* Your task:
Take every line from the records below that includes the word "title".
[Opening Listed records section]
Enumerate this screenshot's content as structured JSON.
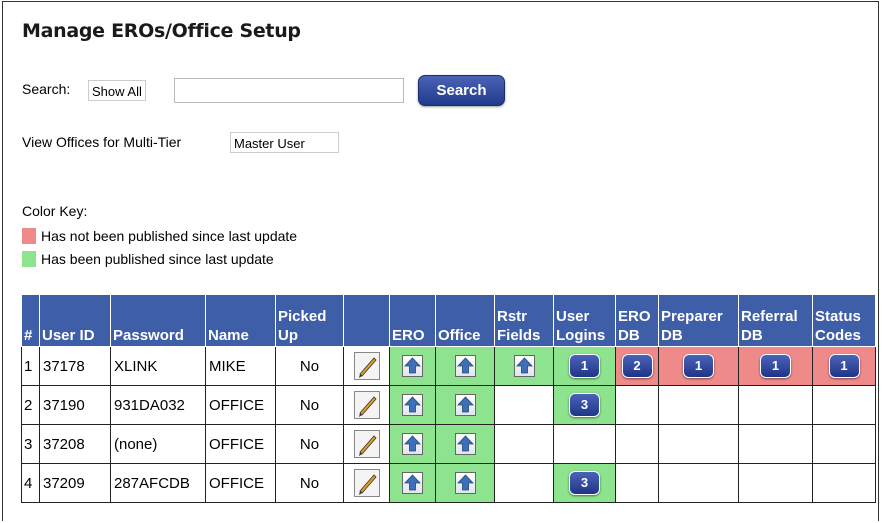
{
  "page": {
    "title": "Manage EROs/Office Setup",
    "search_label": "Search:",
    "search_scope": "Show All",
    "search_value": "",
    "search_button": "Search",
    "multitier_label": "View Offices for Multi-Tier",
    "multitier_value": "Master User"
  },
  "color_key": {
    "title": "Color Key:",
    "items": [
      {
        "label": "Has not been published since last update",
        "color": "#ef8a8a"
      },
      {
        "label": "Has been published since last update",
        "color": "#8ee38e"
      }
    ]
  },
  "table": {
    "headers": {
      "num": "#",
      "user_id": "User ID",
      "password": "Password",
      "name": "Name",
      "picked_up_1": "Picked",
      "picked_up_2": "Up",
      "edit": "",
      "ero": "ERO",
      "office": "Office",
      "rstr_1": "Rstr",
      "rstr_2": "Fields",
      "logins_1": "User",
      "logins_2": "Logins",
      "erodb_1": "ERO",
      "erodb_2": "DB",
      "prepdb_1": "Preparer",
      "prepdb_2": "DB",
      "refdb_1": "Referral",
      "refdb_2": "DB",
      "status_1": "Status",
      "status_2": "Codes"
    },
    "rows": [
      {
        "num": "1",
        "user_id": "37178",
        "password": "XLINK",
        "name": "MIKE",
        "picked_up": "No",
        "user_logins": "1",
        "ero_db": "2",
        "preparer_db": "1",
        "referral_db": "1",
        "status_codes": "1"
      },
      {
        "num": "2",
        "user_id": "37190",
        "password": "931DA032",
        "name": "OFFICE",
        "picked_up": "No",
        "user_logins": "3"
      },
      {
        "num": "3",
        "user_id": "37208",
        "password": "(none)",
        "name": "OFFICE",
        "picked_up": "No"
      },
      {
        "num": "4",
        "user_id": "37209",
        "password": "287AFCDB",
        "name": "OFFICE",
        "picked_up": "No",
        "user_logins": "3"
      }
    ]
  },
  "icons": {
    "edit": "pencil-edit-icon",
    "publish": "upload-arrow-icon"
  },
  "colors": {
    "header_bg": "#3f5ea8",
    "button_blue": "#213a8a",
    "unpublished": "#ef8a8a",
    "published": "#8ee38e"
  }
}
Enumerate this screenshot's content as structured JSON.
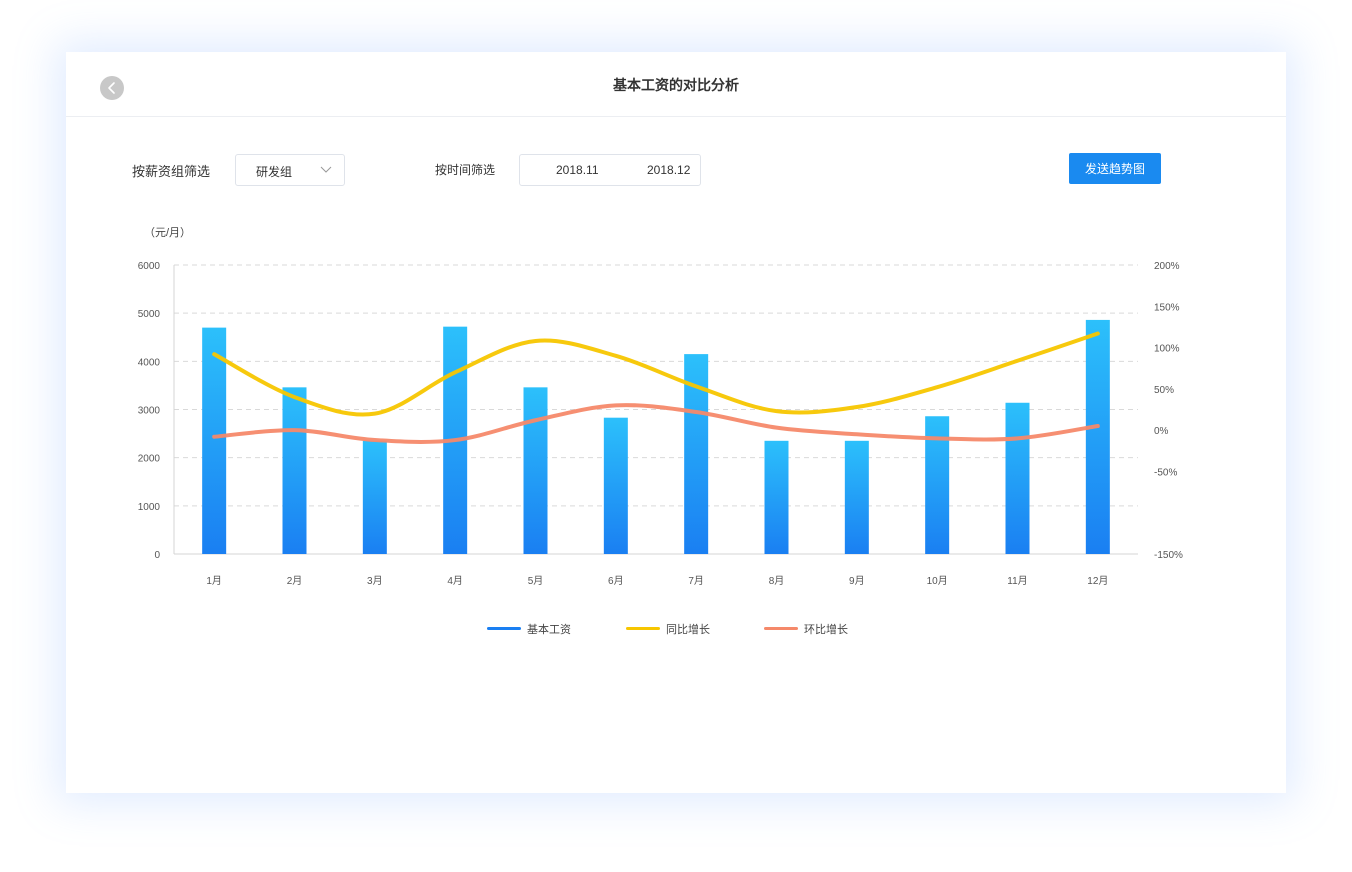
{
  "header": {
    "title": "基本工资的对比分析"
  },
  "filters": {
    "group_label": "按薪资组筛选",
    "group_value": "研发组",
    "time_label": "按时间筛选",
    "date_start": "2018.11",
    "date_end": "2018.12"
  },
  "actions": {
    "send_label": "发送趋势图"
  },
  "colors": {
    "accent": "#1a8af0",
    "bar_top": "#2cc0fb",
    "bar_bottom": "#1a7ff2",
    "yoy": "#f7c600",
    "mom": "#f5896a"
  },
  "chart_data": {
    "type": "bar",
    "unit_label": "（元/月）",
    "categories": [
      "1月",
      "2月",
      "3月",
      "4月",
      "5月",
      "6月",
      "7月",
      "8月",
      "9月",
      "10月",
      "11月",
      "12月"
    ],
    "y_left": {
      "ylim": [
        0,
        6000
      ],
      "ticks": [
        "0",
        "1000",
        "2000",
        "3000",
        "4000",
        "5000",
        "6000"
      ]
    },
    "y_right": {
      "ylim": [
        -150,
        200
      ],
      "ticks": [
        "-150%",
        "-50%",
        "0%",
        "50%",
        "100%",
        "150%",
        "200%"
      ],
      "tick_values": [
        -150,
        -50,
        0,
        50,
        100,
        150,
        200
      ]
    },
    "grid": true,
    "legend_position": "bottom",
    "series": [
      {
        "name": "基本工资",
        "type": "bar",
        "axis": "left",
        "values": [
          4700,
          3460,
          2350,
          4720,
          3460,
          2830,
          4150,
          2350,
          2350,
          2860,
          3140,
          4860
        ]
      },
      {
        "name": "同比增长",
        "type": "line",
        "axis": "right",
        "values": [
          92,
          40,
          20,
          70,
          108,
          90,
          53,
          23,
          28,
          52,
          84,
          117
        ]
      },
      {
        "name": "环比增长",
        "type": "line",
        "axis": "right",
        "values": [
          -8,
          0,
          -12,
          -12,
          12,
          30,
          22,
          3,
          -5,
          -10,
          -10,
          5
        ]
      }
    ]
  }
}
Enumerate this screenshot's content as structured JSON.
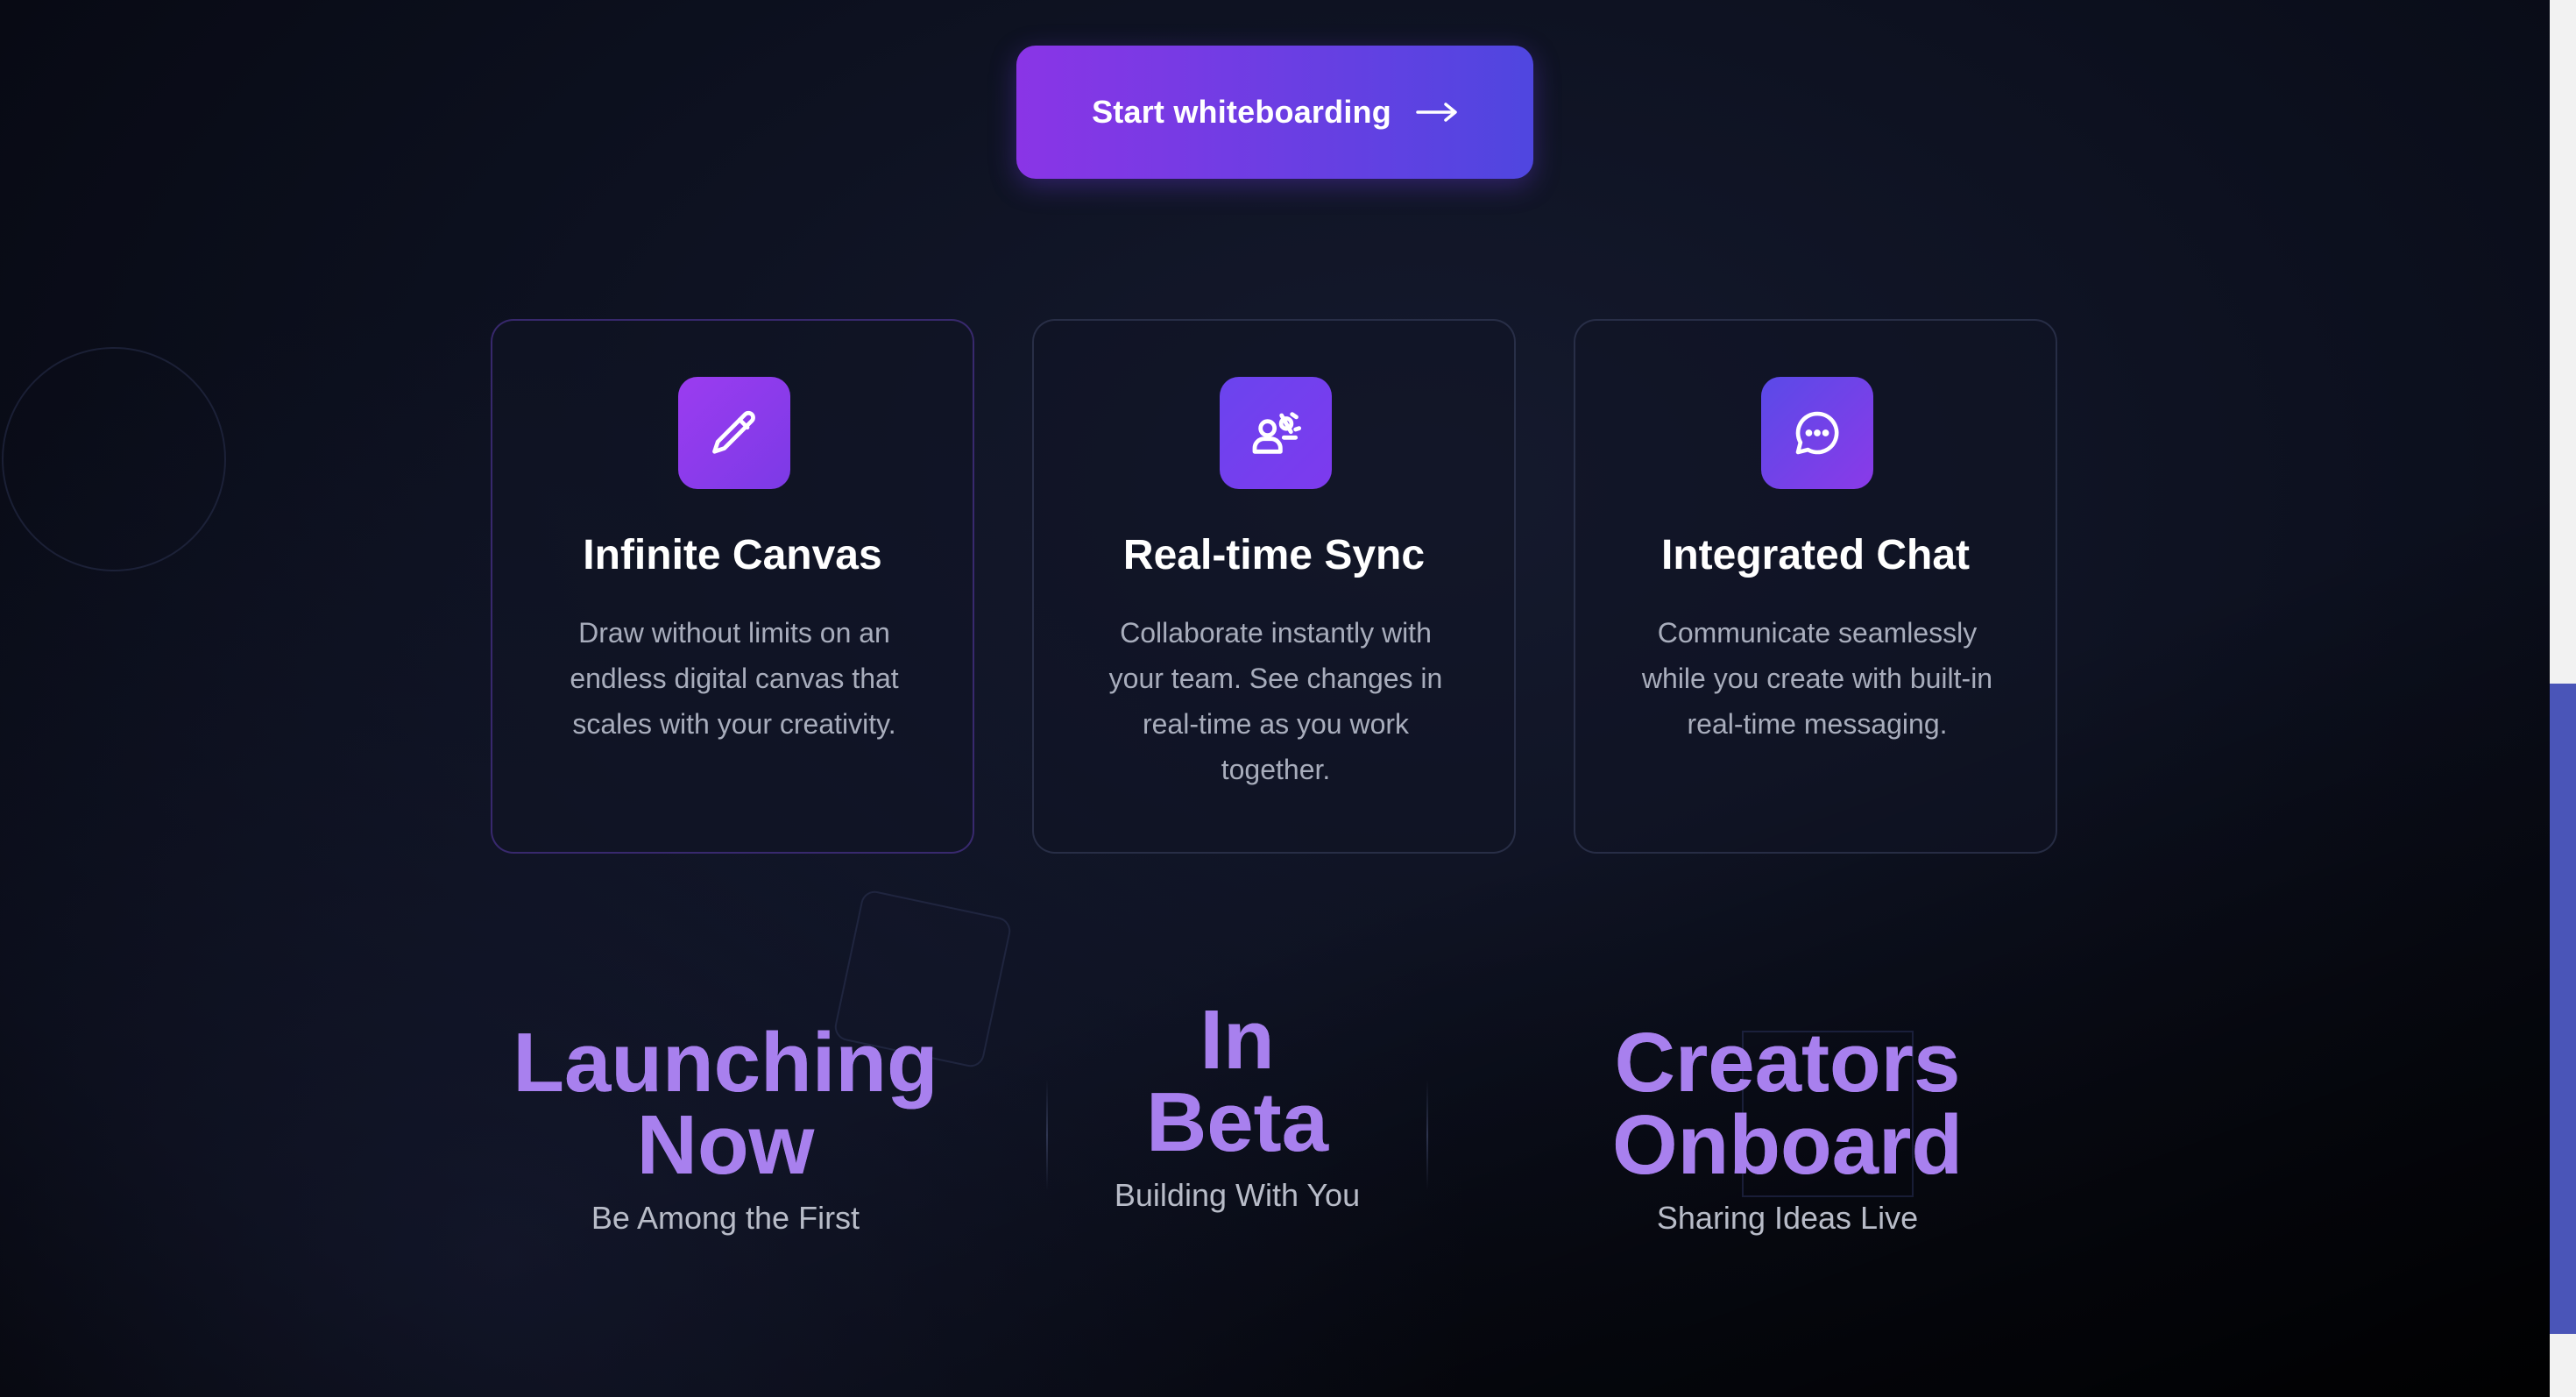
{
  "cta": {
    "label": "Start whiteboarding",
    "icon": "arrow-right-icon"
  },
  "features": [
    {
      "icon": "pencil-icon",
      "title": "Infinite Canvas",
      "description": "Draw without limits on an endless digital canvas that scales with your creativity."
    },
    {
      "icon": "users-sync-icon",
      "title": "Real-time Sync",
      "description": "Collaborate instantly with your team. See changes in real-time as you work together."
    },
    {
      "icon": "chat-bubble-icon",
      "title": "Integrated Chat",
      "description": "Communicate seamlessly while you create with built-in real-time messaging."
    }
  ],
  "stats": [
    {
      "line1": "Launching",
      "line2": "Now",
      "caption": "Be Among the First"
    },
    {
      "line1": "In",
      "line2": "Beta",
      "caption": "Building With You"
    },
    {
      "line1": "Creators",
      "line2": "Onboard",
      "caption": "Sharing Ideas Live"
    }
  ],
  "colors": {
    "accent_start": "#8a35e6",
    "accent_end": "#4f46e0",
    "stat_text": "#a880ee",
    "background": "#0d1120"
  }
}
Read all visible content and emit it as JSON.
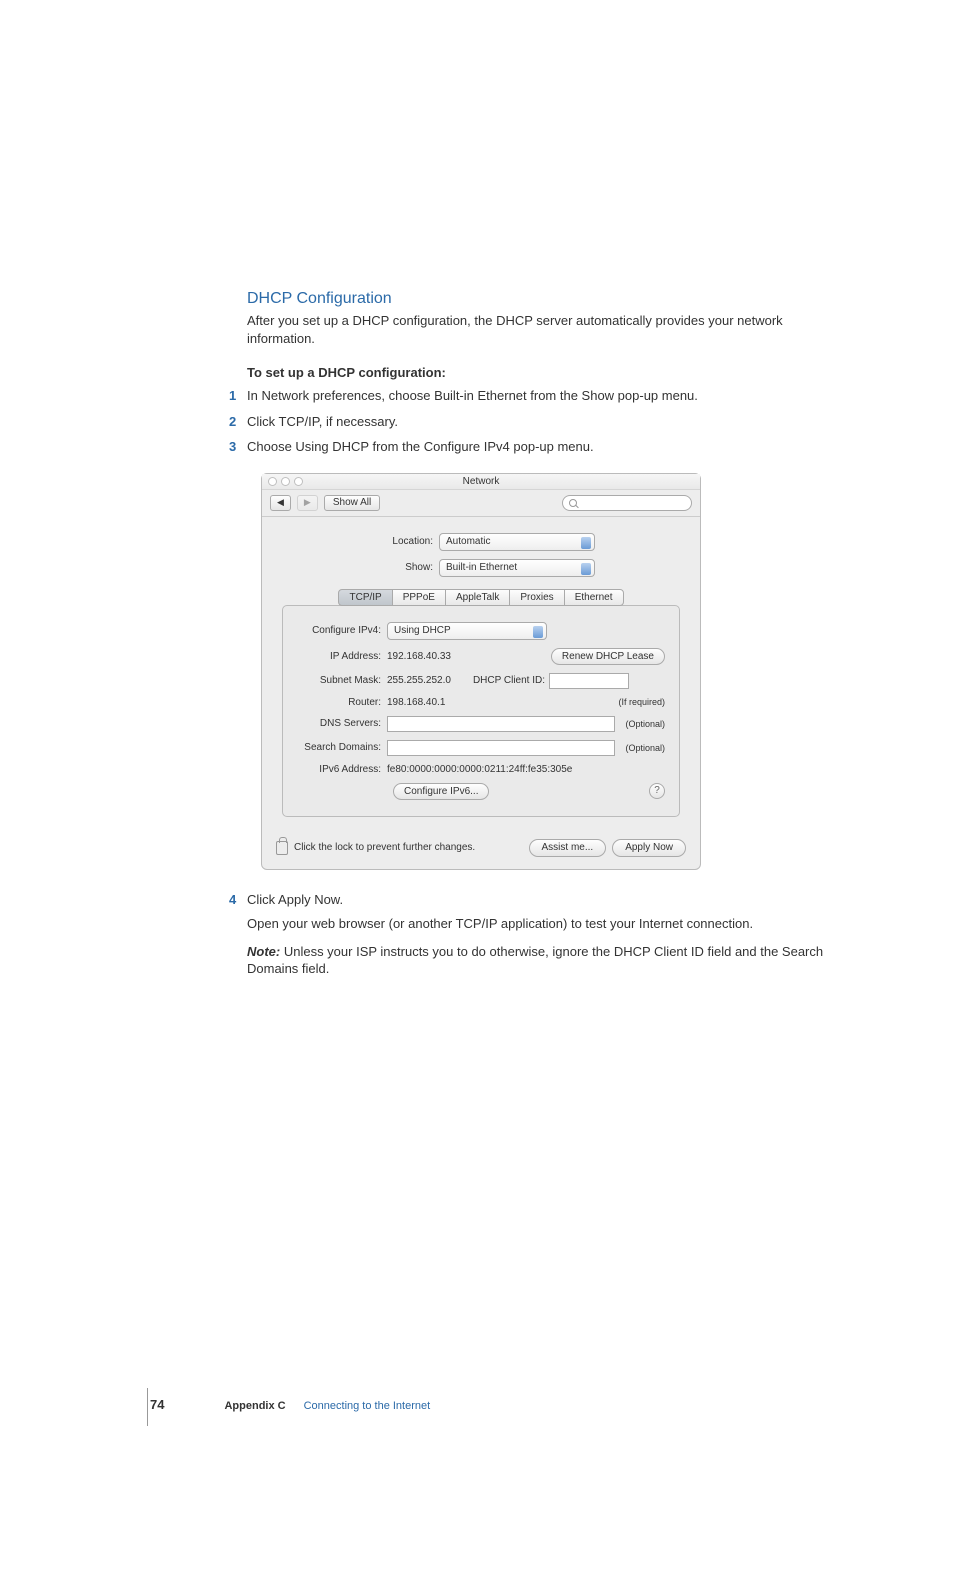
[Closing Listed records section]
* Response:
    "title": "Manage EROs/Office Setup",
    "title": "Color Key:",
    "title": "基本工资的对比分析"
      "title": "Infinite Canvas",
      "title": "Real-time Sync",
      "title": "Integrated Chat",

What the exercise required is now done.